# VIMuRe

Latent Network Models to Account for Noisy, Multiply-Reported Social Network Data

# π Is this package for me?

Suppose you want to find out the βtrueβ network of social ties between \(n\) individuals and you query \(m\) βreportersβ within this network (where \(m \le n\)) about such ties. These ties could, for instance, represent relationships commonly studied in the social sciences β such as loaning money, giving advice, or sharing food.

Suppose, also, that you ask them questions in both directions: βWho does person \(i\) *borrow* money *from*?β and βWho does person \(i\) *lend* money *to*?β As it is doubtful that the responses given by the reporters will match perfectly, you will almost surely end up with varying perspectives on what should be the same relationship and, so too, varying perspectives on the structure of the overall social network. The question then is, how do you make sense of this data in the face of inconsistent reports and potentially unreliable reporters?

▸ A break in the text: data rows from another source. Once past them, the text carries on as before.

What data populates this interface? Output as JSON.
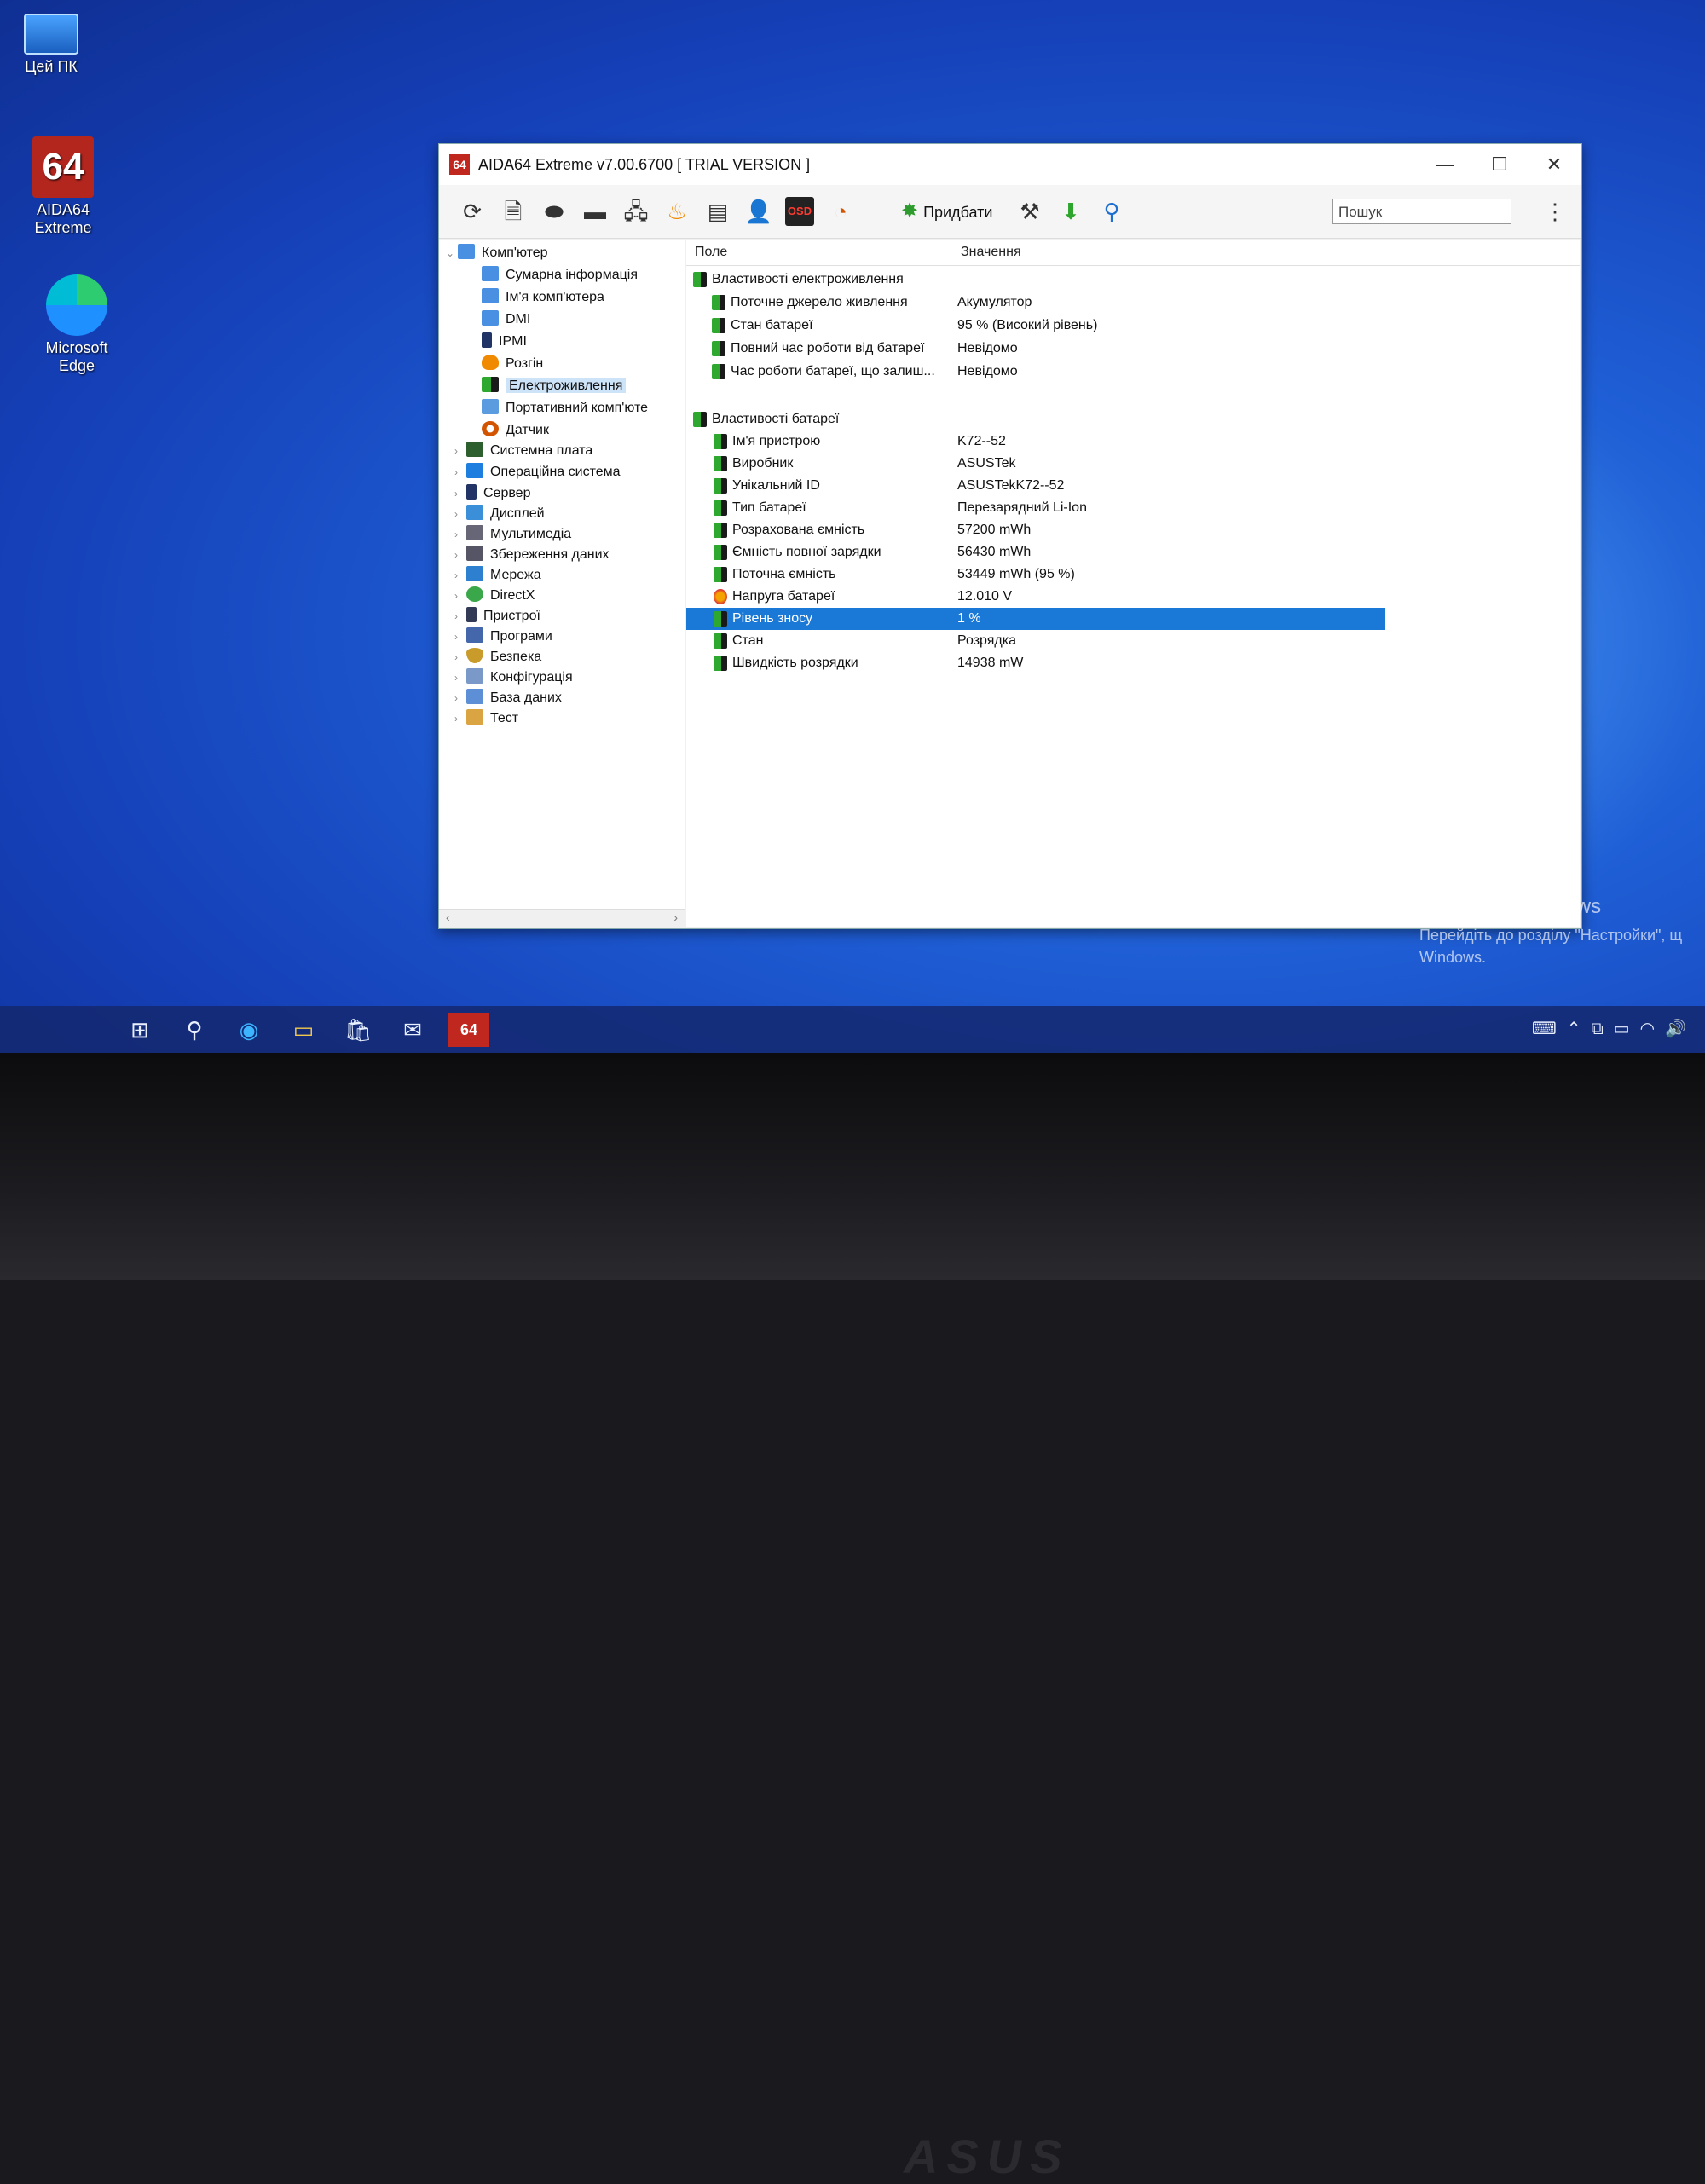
{
  "desktop": {
    "icons": [
      {
        "label": "Цей ПК"
      },
      {
        "label": "AIDA64 Extreme",
        "icon_text": "64"
      },
      {
        "label": "Microsoft Edge"
      }
    ]
  },
  "window": {
    "logo_text": "64",
    "title": "AIDA64 Extreme v7.00.6700  [ TRIAL VERSION ]",
    "controls": {
      "minimize": "—",
      "maximize": "☐",
      "close": "✕"
    }
  },
  "toolbar": {
    "osd_label": "OSD",
    "buy_label": "Придбати",
    "search_placeholder": "Пошук",
    "more_glyph": "⋮"
  },
  "tree": [
    {
      "label": "Комп'ютер",
      "level": 0,
      "expanded": true,
      "icon": "monitor-icon"
    },
    {
      "label": "Сумарна інформація",
      "level": 1,
      "icon": "monitor-icon"
    },
    {
      "label": "Ім'я комп'ютера",
      "level": 1,
      "icon": "monitor-icon"
    },
    {
      "label": "DMI",
      "level": 1,
      "icon": "monitor-icon"
    },
    {
      "label": "IPMI",
      "level": 1,
      "icon": "server-icon"
    },
    {
      "label": "Розгін",
      "level": 1,
      "icon": "flame-icon"
    },
    {
      "label": "Електроживлення",
      "level": 1,
      "icon": "battery-icon",
      "selected": true
    },
    {
      "label": "Портативний комп'юте",
      "level": 1,
      "icon": "laptop-icon"
    },
    {
      "label": "Датчик",
      "level": 1,
      "icon": "gauge-icon"
    },
    {
      "label": "Системна плата",
      "level": 0,
      "icon": "motherboard-icon"
    },
    {
      "label": "Операційна система",
      "level": 0,
      "icon": "windows-icon"
    },
    {
      "label": "Сервер",
      "level": 0,
      "icon": "server-icon"
    },
    {
      "label": "Дисплей",
      "level": 0,
      "icon": "display-icon"
    },
    {
      "label": "Мультимедіа",
      "level": 0,
      "icon": "speaker-icon"
    },
    {
      "label": "Збереження даних",
      "level": 0,
      "icon": "disk-icon"
    },
    {
      "label": "Мережа",
      "level": 0,
      "icon": "network-icon"
    },
    {
      "label": "DirectX",
      "level": 0,
      "icon": "directx-icon"
    },
    {
      "label": "Пристрої",
      "level": 0,
      "icon": "device-icon"
    },
    {
      "label": "Програми",
      "level": 0,
      "icon": "programs-icon"
    },
    {
      "label": "Безпека",
      "level": 0,
      "icon": "shield-icon"
    },
    {
      "label": "Конфігурація",
      "level": 0,
      "icon": "config-icon"
    },
    {
      "label": "База даних",
      "level": 0,
      "icon": "database-icon"
    },
    {
      "label": "Тест",
      "level": 0,
      "icon": "test-icon"
    }
  ],
  "detail": {
    "columns": {
      "field": "Поле",
      "value": "Значення"
    },
    "rows": [
      {
        "field": "Властивості електроживлення",
        "value": "",
        "group": true
      },
      {
        "field": "Поточне джерело живлення",
        "value": "Акумулятор"
      },
      {
        "field": "Стан батареї",
        "value": "95 % (Високий рівень)"
      },
      {
        "field": "Повний час роботи від батареї",
        "value": "Невідомо"
      },
      {
        "field": "Час роботи батареї, що залиш...",
        "value": "Невідомо"
      },
      {
        "field": "",
        "value": "",
        "spacer": true
      },
      {
        "field": "Властивості батареї",
        "value": "",
        "group": true
      },
      {
        "field": "Ім'я пристрою",
        "value": "K72--52"
      },
      {
        "field": "Виробник",
        "value": "ASUSTek"
      },
      {
        "field": "Унікальний ID",
        "value": "ASUSTekK72--52"
      },
      {
        "field": "Тип батареї",
        "value": "Перезарядний Li-Ion"
      },
      {
        "field": "Розрахована ємність",
        "value": "57200 mWh"
      },
      {
        "field": "Ємність повної зарядки",
        "value": "56430 mWh"
      },
      {
        "field": "Поточна ємність",
        "value": "53449 mWh  (95 %)"
      },
      {
        "field": "Напруга батареї",
        "value": "12.010 V",
        "icon": "voltage-icon"
      },
      {
        "field": "Рівень зносу",
        "value": "1 %",
        "selected": true
      },
      {
        "field": "Стан",
        "value": "Розрядка"
      },
      {
        "field": "Швидкість розрядки",
        "value": "14938 mW"
      }
    ]
  },
  "watermark": {
    "title": "Активація Windows",
    "line1": "Перейдіть до розділу \"Настройки\", щ",
    "line2": "Windows."
  },
  "taskbar": {
    "aida_label": "64"
  },
  "bezel": {
    "brand": "ASUS"
  },
  "colors": {
    "selection": "#1a78d6",
    "tree_selection": "#cde3f8",
    "aida_red": "#c0271e"
  }
}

The model in the **VIMuRe** package is our proposed solution to this problem. It fits a latent network model from multiply-sampled social network data using Bayesian inference, returning a posterior distribution that can later be used to obtain samples or a point-estimate network (e.g., as an igraph object). The package was written in Python and R and is available on GitHub (https://github.com/latentnetworks/vimure).

## π In brief

**Input:**multiply-sampled social network data as an edgelist or an igraph object.**Output:**a fitted latent network model that can be used to obtain samples or a point-estimate network (an igraph object) from the posterior distribution of the fitted model.

## Getting started

- Head to the π¦ Installation page to learn how to install the package (either R or Python).
- Check out the π» Tutorials page to learn how to use the package.

## References

*Journal of the Royal Statistical Society Series A: Statistics in Society*, February, qnac004. https://doi.org/10.1093/jrsssa/qnac004.